Read the full article by Adam Wagner (The News & Observer)
“Actor Mark Ruffalo is shining a spotlight on North Carolina communities struggling with contamination from ‘forever chemicals.’
In visits to Wilmington, Pittsboro and Raleigh on Tuesday and Wednesday, Ruffalo is working with local environmental groups to highlight the human impact of per- and polyflouroalkyl substances, widely known as PFAS, a class of long-lasting chemicals that have been linked to a wide range of human health impacts.

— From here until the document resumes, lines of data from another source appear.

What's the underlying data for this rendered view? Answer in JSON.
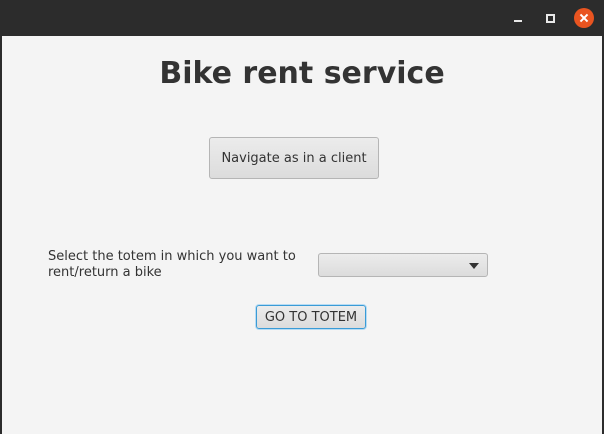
{
  "window": {
    "controls": {
      "minimize_icon": "minimize-icon",
      "maximize_icon": "maximize-icon",
      "close_icon": "close-icon",
      "close_color": "#e95420"
    }
  },
  "main": {
    "title": "Bike rent service",
    "navigate_button_label": "Navigate as in a client",
    "totem_select_label": "Select the totem in which you want to rent/return a bike",
    "totem_select_value": "",
    "go_button_label": "GO TO TOTEM"
  }
}
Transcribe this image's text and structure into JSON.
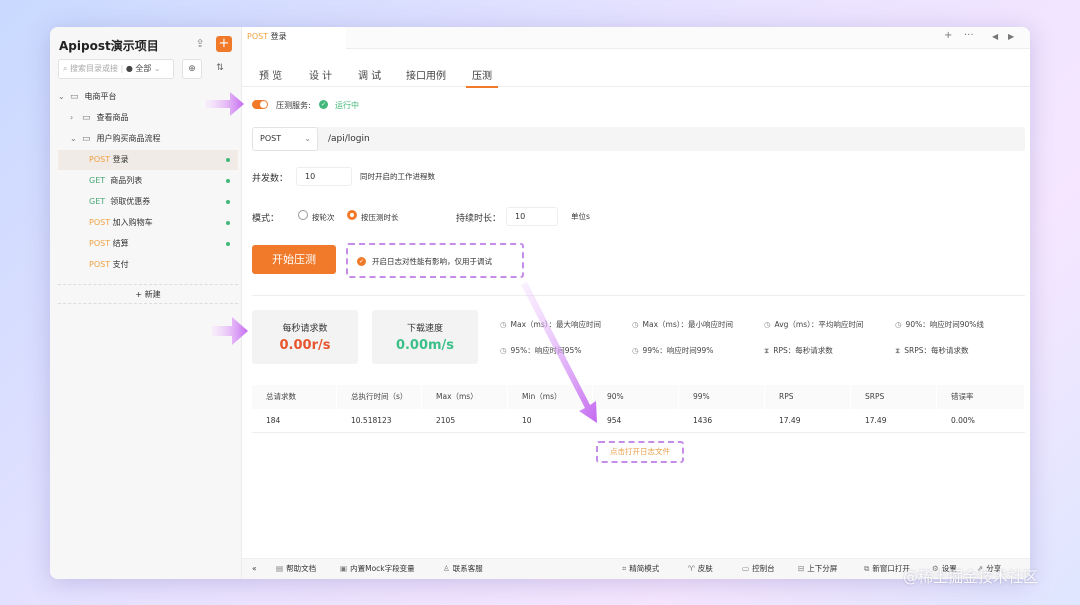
{
  "sidebar": {
    "project_title": "Apipost演示项目",
    "search_placeholder": "搜索目录或接",
    "scope": "全部",
    "tree": [
      {
        "label": "电商平台"
      },
      {
        "label": "查看商品"
      },
      {
        "label": "用户购买商品流程"
      },
      {
        "method": "POST",
        "label": "登录"
      },
      {
        "method": "GET",
        "label": "商品列表"
      },
      {
        "method": "GET",
        "label": "领取优惠券"
      },
      {
        "method": "POST",
        "label": "加入购物车"
      },
      {
        "method": "POST",
        "label": "结算"
      },
      {
        "method": "POST",
        "label": "支付"
      }
    ],
    "new_label": "新建"
  },
  "tab": {
    "method": "POST",
    "title": "登录"
  },
  "subtabs": [
    "预 览",
    "设 计",
    "调 试",
    "接口用例",
    "压测"
  ],
  "service": {
    "label": "压测服务:",
    "status": "运行中"
  },
  "request": {
    "method": "POST",
    "url": "/api/login"
  },
  "concurrency": {
    "label": "并发数：",
    "value": "10",
    "hint": "同时开启的工作进程数"
  },
  "mode": {
    "label": "模式：",
    "opt1": "按轮次",
    "opt2": "按压测时长",
    "duration_label": "持续时长：",
    "duration_value": "10",
    "unit": "单位s"
  },
  "start_button": "开始压测",
  "log_checkbox": "开启日志对性能有影响，仅用于调试",
  "stats": {
    "rps_title": "每秒请求数",
    "rps_value": "0.00r/s",
    "speed_title": "下载速度",
    "speed_value": "0.00m/s"
  },
  "legend": [
    "Max（ms）：最大响应时间",
    "Max（ms）：最小响应时间",
    "Avg（ms）：平均响应时间",
    "90%：响应时间90%线",
    "95%：响应时间95%",
    "99%：响应时间99%",
    "RPS：每秒请求数",
    "SRPS：每秒请求数"
  ],
  "table": {
    "headers": [
      "总请求数",
      "总执行时间（s）",
      "Max（ms）",
      "Min（ms）",
      "90%",
      "99%",
      "RPS",
      "SRPS",
      "错误率"
    ],
    "row": [
      "184",
      "10.518123",
      "2105",
      "10",
      "954",
      "1436",
      "17.49",
      "17.49",
      "0.00%"
    ]
  },
  "open_log": "点击打开日志文件",
  "bottom_bar": {
    "help": "帮助文档",
    "mock": "内置Mock字段变量",
    "support": "联系客服",
    "simple": "精简模式",
    "skin": "皮肤",
    "console": "控制台",
    "split": "上下分屏",
    "new_window": "新窗口打开",
    "settings": "设置",
    "share": "分享"
  },
  "watermark": "@稀土掘金技术社区",
  "colors": {
    "accent": "#f07a2a",
    "success": "#42b87a",
    "rps": "#e7562e",
    "speed": "#3cc08a",
    "annotation": "#c58de8"
  }
}
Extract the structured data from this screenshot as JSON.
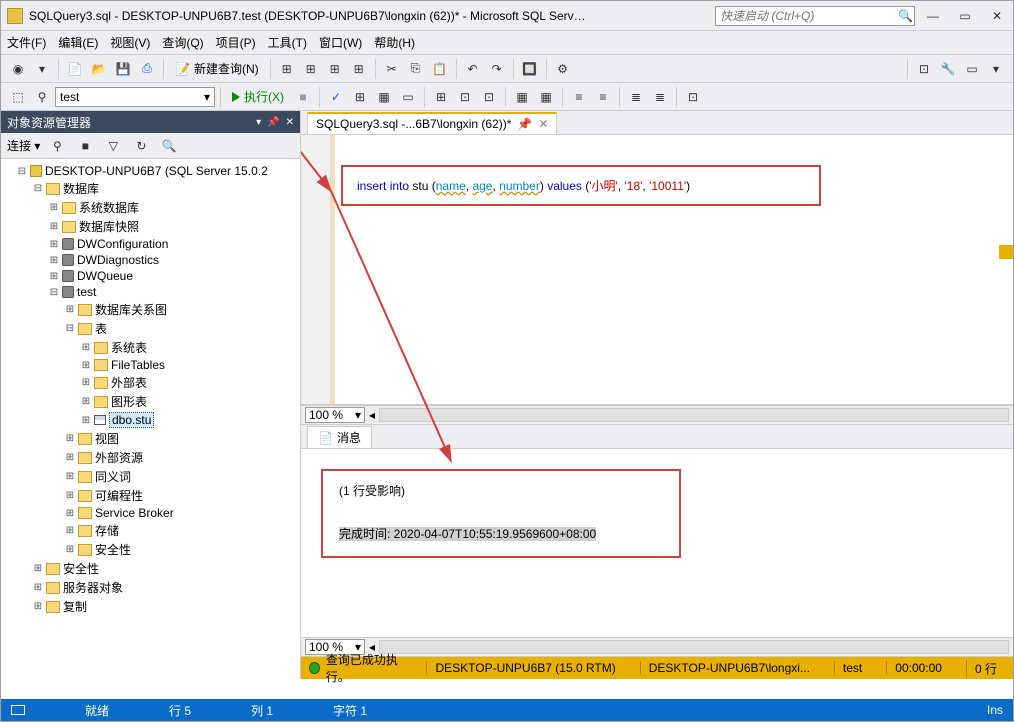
{
  "app": {
    "title": "SQLQuery3.sql - DESKTOP-UNPU6B7.test (DESKTOP-UNPU6B7\\longxin (62))* - Microsoft SQL Server Manageme...",
    "quicklaunch_placeholder": "快速启动 (Ctrl+Q)"
  },
  "menu": {
    "file": "文件(F)",
    "edit": "编辑(E)",
    "view": "视图(V)",
    "query": "查询(Q)",
    "project": "项目(P)",
    "tool": "工具(T)",
    "window": "窗口(W)",
    "help": "帮助(H)"
  },
  "toolbar": {
    "new_query": "新建查询(N)",
    "execute": "执行(X)",
    "db_dropdown": "test",
    "zoom": "100 %"
  },
  "object_explorer": {
    "title": "对象资源管理器",
    "connect_label": "连接 ▾",
    "server": "DESKTOP-UNPU6B7 (SQL Server 15.0.2",
    "nodes": {
      "databases": "数据库",
      "sys_db": "系统数据库",
      "db_snap": "数据库快照",
      "dwconfig": "DWConfiguration",
      "dwdiag": "DWDiagnostics",
      "dwqueue": "DWQueue",
      "test_db": "test",
      "diagrams": "数据库关系图",
      "tables": "表",
      "sys_tables": "系统表",
      "filetables": "FileTables",
      "ext_tables": "外部表",
      "graph_tables": "图形表",
      "dbo_stu": "dbo.stu",
      "views": "视图",
      "ext_res": "外部资源",
      "synonyms": "同义词",
      "programmability": "可编程性",
      "service_broker": "Service Broker",
      "storage": "存储",
      "db_security": "安全性",
      "security": "安全性",
      "server_objects": "服务器对象",
      "replication": "复制"
    }
  },
  "editor": {
    "tab_label": "SQLQuery3.sql -...6B7\\longxin (62))*",
    "sql_tokens": {
      "insert": "insert",
      "into": "into",
      "stu": "stu",
      "name": "name",
      "age": "age",
      "number": "number",
      "values": "values",
      "v1": "'小明'",
      "v2": "'18'",
      "v3": "'10011'"
    }
  },
  "messages": {
    "tab_label": "消息",
    "line1": "(1 行受影响)",
    "line2": "完成时间: 2020-04-07T10:55:19.9569600+08:00"
  },
  "status_bottom": {
    "ok_text": "查询已成功执行。",
    "server": "DESKTOP-UNPU6B7 (15.0 RTM)",
    "user": "DESKTOP-UNPU6B7\\longxi...",
    "db": "test",
    "time": "00:00:00",
    "rows": "0 行"
  },
  "blue_status": {
    "ready": "就绪",
    "line": "行 5",
    "col": "列 1",
    "char": "字符 1",
    "ins": "Ins"
  }
}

During an event Tuesday at Wilmington’s Thalian Hall, Ruffalo was scheduled to host a showing of ‘Dark Waters,’ the recently released film in which he stars as Rob Billott. A Cincinnati, Ohio-based attorney, Bilott has spent much of the past 20 years facing off against DuPont due its contamination of Parkersburg, West Virginia, with PFAS chemical C8. That struggle is the core of Ruffalo’s film.
As concerns about the health impacts of C8 — also known as PFOA — mounted, DuPont shifted production to another chemical called GenX, which was supposed to be less risky and, due to its chemical structure, not accumulate in humans and animals as much as its predecessors. In 2009, the company told the Environmental Protection Agency it would begin making that chemical at its Fayetteville Works Plant, near the Bladen and Cumberland county lines.
GENX AROUND WILMINGTON
Unknown to regulators or the public, however, GenX had been reaching the Cape Fear River for decades as a byproduct of a different chemical process taking place at Fayetteville Works. That was only revealed after a team of N.C. State University and EPA scientists profiled the chemical and measured it in the Cape Fear River. They discovered that it also had made its way through existing Wilmington-area water treatment processes and into the region’s drinking water.
After the Wilmington StarNews reported on the scientists’ findings in 2017, an environmental official for Chemours revealed that he and other employees had known that GenX chemicals were reaching the Cape Fear River since about 1980. In 2015, DuPont spun off its Performance Chemicals segment, forming Chemours in a move widely seen as an effort to limit its liability to PFAS and other litigation.
The revelation about GenX drew statewide attention and led to the formation of Clean Cape Fear, a group of community activists who have pushed state and local leaders for more protection of drinking water. That group will join the N.C. Conservation Network and the Center for Environmental Health in hosting Ruffalo on the ‘Why We Fight’ tour of communities impacted by PFAS contamination.
Since the contamination was revealed, Chemours has agreed to pay a $12 million fine and spend about $100 million building a thermal oxidizer that will destroy emissions containing GenX chemicals. Brunswick County is spending $137 million to add a reverse osmosis system at a water treatment plant, while the Wilmington-area Cape Fear Public Utility Authority will spend $46 million installing granular activated carbon filters to capture PFAS chemicals.
During his visit to North Carolina, the actor will highlight that PFAS concerns are broader than the Wilmington area. Wednesday, Ruffalo is expected to visit Pittsboro, the Chatham County community where researchers have found elevated levels of PFAS compounds.
In a grant proposal, Duke University professors Heather Stapleton and Lee Ferguson reported they had found PFAS chemicals in the drinking water of every Triangle-area community. But in Pittsboro, the researchers wrote, levels were particularly high, on par with those of GenX contamination along the Cape Fear River — about 760 parts per trillion…”